TASK ITEM: Please count every line of the following material that holds "Library" and give the total alone.

GIVEN INFORMATION:

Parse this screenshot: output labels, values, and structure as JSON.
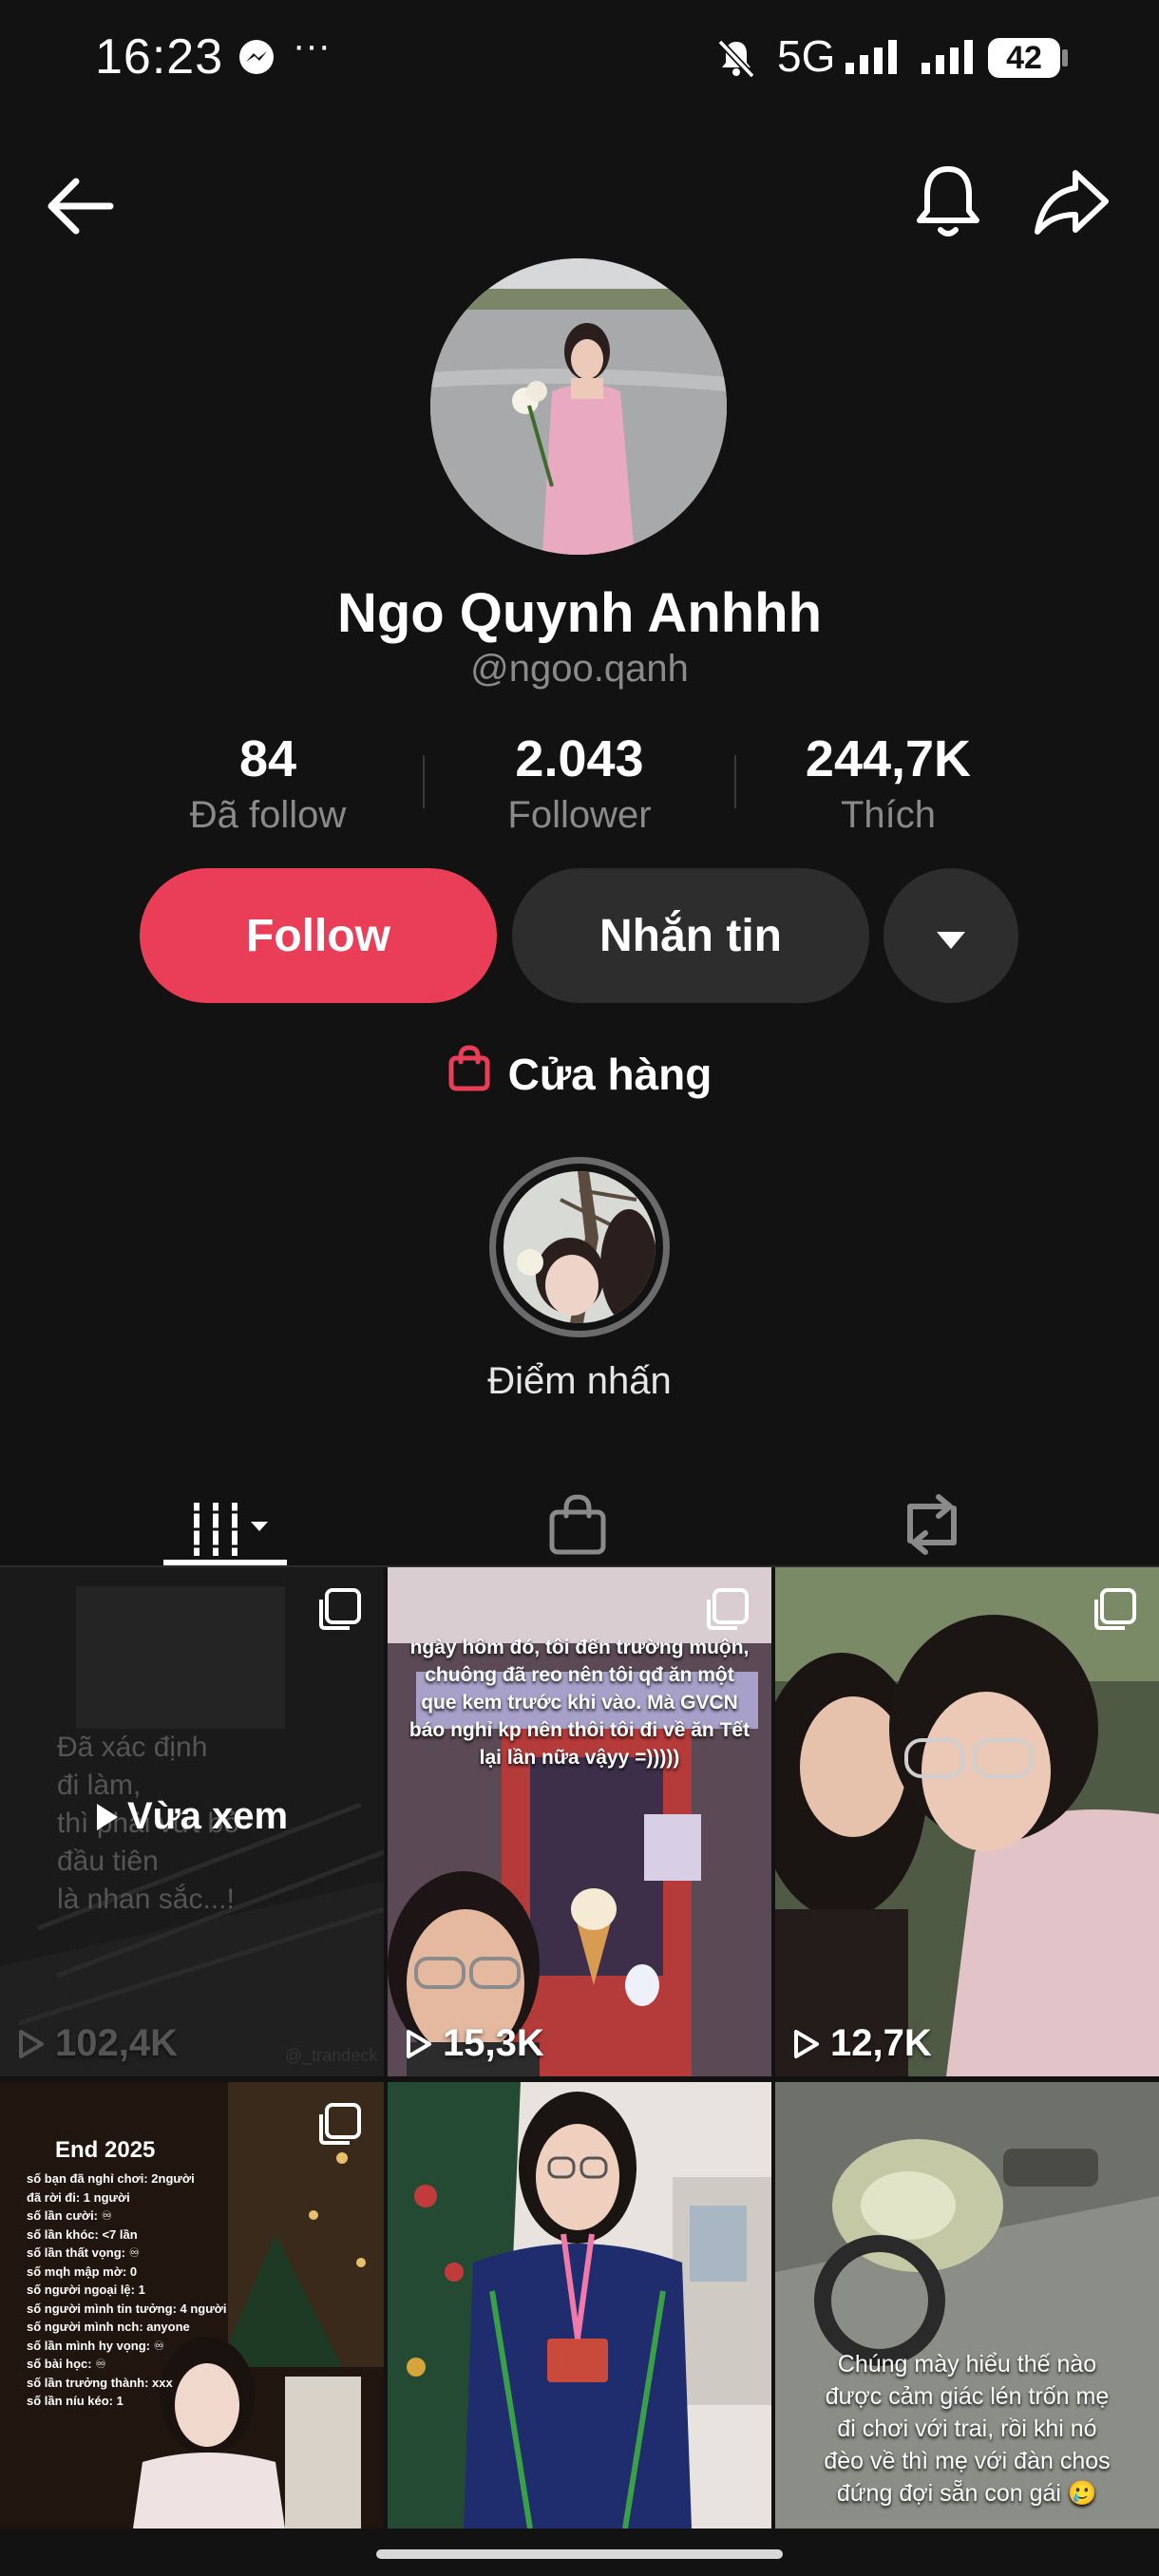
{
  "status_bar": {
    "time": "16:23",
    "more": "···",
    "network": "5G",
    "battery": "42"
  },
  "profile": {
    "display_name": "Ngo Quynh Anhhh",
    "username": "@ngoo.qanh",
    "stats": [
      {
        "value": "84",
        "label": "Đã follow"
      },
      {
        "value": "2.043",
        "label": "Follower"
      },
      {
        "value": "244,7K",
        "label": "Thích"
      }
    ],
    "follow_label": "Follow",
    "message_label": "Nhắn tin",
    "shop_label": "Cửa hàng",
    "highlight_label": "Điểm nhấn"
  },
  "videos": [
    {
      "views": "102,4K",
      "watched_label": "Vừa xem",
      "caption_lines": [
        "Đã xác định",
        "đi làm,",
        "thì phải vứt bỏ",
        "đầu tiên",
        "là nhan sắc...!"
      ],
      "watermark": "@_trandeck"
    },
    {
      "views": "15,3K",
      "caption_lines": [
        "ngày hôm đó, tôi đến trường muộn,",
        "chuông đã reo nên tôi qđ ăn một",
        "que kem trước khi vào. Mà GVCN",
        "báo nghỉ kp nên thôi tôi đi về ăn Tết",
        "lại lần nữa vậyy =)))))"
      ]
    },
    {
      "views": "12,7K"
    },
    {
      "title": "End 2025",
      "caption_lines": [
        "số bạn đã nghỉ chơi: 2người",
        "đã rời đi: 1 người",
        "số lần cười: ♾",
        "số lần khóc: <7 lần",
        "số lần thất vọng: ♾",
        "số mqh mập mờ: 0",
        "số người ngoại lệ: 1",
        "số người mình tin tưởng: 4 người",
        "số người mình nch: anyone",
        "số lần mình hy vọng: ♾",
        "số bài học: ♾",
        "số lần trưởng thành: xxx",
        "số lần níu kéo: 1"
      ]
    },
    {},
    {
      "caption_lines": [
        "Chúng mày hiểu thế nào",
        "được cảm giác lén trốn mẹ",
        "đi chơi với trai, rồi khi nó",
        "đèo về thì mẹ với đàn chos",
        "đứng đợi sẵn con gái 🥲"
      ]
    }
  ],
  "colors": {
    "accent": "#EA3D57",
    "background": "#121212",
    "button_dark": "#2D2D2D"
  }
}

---

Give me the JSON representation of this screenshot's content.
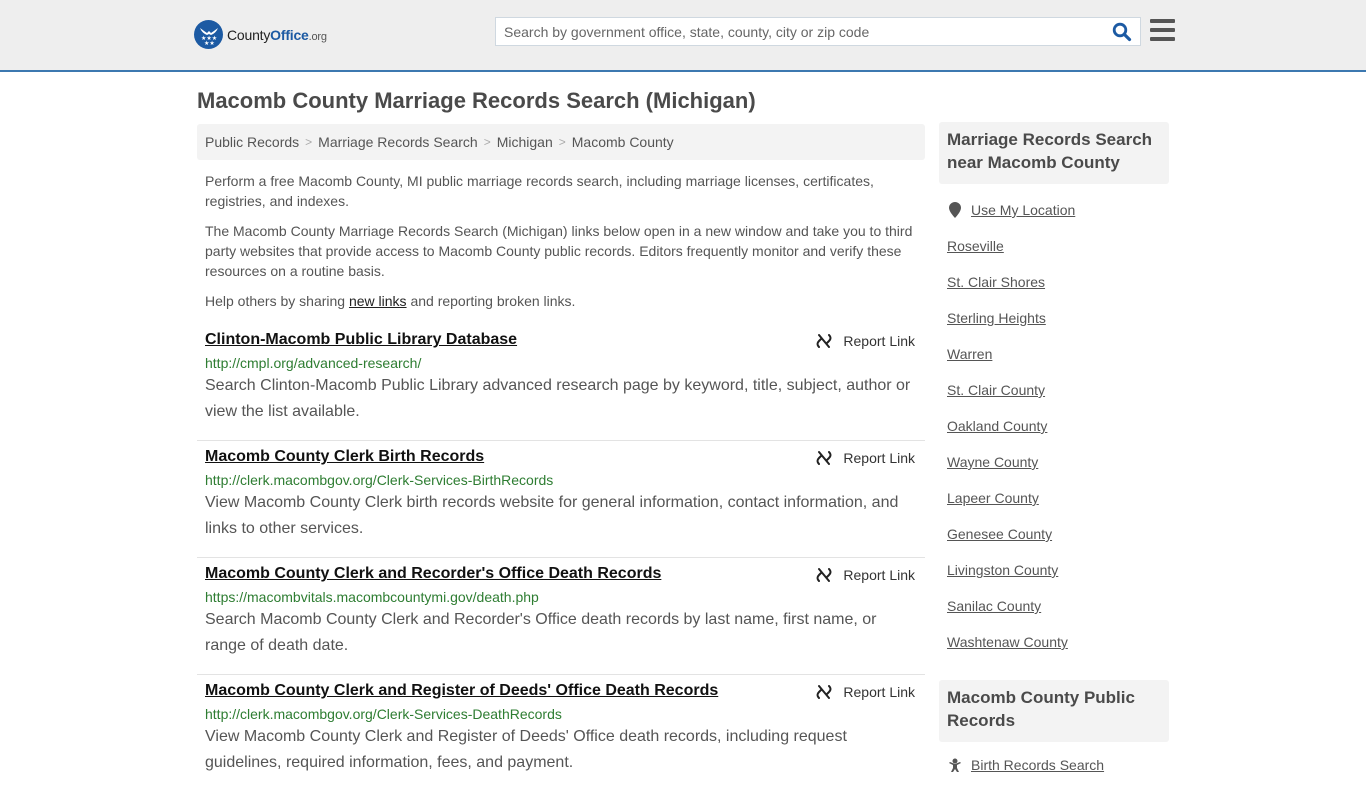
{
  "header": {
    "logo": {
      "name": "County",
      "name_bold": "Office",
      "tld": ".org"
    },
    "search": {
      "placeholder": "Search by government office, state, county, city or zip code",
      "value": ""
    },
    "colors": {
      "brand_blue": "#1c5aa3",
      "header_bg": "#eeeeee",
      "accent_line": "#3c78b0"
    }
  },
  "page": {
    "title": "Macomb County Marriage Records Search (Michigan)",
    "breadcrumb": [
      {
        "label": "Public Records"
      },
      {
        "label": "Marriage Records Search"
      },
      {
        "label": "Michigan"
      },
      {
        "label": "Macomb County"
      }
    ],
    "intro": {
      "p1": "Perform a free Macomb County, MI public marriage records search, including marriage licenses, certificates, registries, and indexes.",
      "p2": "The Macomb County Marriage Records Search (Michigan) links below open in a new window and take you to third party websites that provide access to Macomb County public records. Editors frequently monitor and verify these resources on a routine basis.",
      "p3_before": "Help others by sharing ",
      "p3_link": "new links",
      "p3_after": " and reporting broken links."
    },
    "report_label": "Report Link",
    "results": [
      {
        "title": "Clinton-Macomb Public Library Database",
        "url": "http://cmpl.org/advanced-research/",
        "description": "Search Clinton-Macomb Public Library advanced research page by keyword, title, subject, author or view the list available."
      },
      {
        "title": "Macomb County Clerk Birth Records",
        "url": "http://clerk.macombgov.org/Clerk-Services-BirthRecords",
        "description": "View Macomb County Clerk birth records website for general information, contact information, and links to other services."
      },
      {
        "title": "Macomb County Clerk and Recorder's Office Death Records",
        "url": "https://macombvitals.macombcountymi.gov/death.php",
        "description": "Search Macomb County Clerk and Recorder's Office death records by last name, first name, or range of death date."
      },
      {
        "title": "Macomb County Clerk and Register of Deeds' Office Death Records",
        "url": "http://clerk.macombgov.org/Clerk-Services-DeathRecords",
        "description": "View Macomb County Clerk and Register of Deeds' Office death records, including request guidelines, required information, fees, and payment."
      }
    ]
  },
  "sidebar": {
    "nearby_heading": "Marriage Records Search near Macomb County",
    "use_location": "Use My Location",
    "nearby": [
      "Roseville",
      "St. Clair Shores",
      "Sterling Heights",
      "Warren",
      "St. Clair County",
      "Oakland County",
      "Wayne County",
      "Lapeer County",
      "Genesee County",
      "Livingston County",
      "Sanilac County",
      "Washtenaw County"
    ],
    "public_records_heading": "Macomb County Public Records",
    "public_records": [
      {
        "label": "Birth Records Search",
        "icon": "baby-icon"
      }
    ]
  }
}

SOLVED EXERCISE: 2